### Exercise data:
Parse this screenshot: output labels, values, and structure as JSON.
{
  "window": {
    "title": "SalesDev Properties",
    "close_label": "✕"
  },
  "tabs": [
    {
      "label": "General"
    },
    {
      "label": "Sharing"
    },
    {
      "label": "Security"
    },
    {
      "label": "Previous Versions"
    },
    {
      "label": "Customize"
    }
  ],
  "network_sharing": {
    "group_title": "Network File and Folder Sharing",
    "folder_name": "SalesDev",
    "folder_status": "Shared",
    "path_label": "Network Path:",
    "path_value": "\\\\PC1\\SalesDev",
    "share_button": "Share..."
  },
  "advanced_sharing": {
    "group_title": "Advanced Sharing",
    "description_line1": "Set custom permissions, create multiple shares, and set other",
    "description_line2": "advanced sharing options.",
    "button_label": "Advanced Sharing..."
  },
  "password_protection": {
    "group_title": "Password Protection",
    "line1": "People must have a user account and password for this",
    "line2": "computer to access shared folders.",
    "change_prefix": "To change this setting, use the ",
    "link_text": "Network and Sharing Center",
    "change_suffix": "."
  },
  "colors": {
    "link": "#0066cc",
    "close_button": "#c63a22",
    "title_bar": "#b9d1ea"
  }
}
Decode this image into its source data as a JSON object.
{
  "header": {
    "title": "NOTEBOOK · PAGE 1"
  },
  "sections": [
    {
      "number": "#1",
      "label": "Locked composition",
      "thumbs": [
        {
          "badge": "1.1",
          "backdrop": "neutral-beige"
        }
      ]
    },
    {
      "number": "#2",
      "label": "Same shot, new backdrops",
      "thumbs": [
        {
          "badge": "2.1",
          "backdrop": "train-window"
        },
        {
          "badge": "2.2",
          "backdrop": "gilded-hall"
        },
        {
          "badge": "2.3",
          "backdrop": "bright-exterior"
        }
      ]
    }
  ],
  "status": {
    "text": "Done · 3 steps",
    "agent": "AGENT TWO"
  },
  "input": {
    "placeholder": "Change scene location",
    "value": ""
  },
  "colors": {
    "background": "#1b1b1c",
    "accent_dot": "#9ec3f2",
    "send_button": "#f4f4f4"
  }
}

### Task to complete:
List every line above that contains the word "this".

### Written response:
Parse this screenshot: output labels, values, and structure as JSON.
    "line1": "People must have a user account and password for this",
    "change_prefix": "To change this setting, use the ",
Decode this image into its source data as a JSON object.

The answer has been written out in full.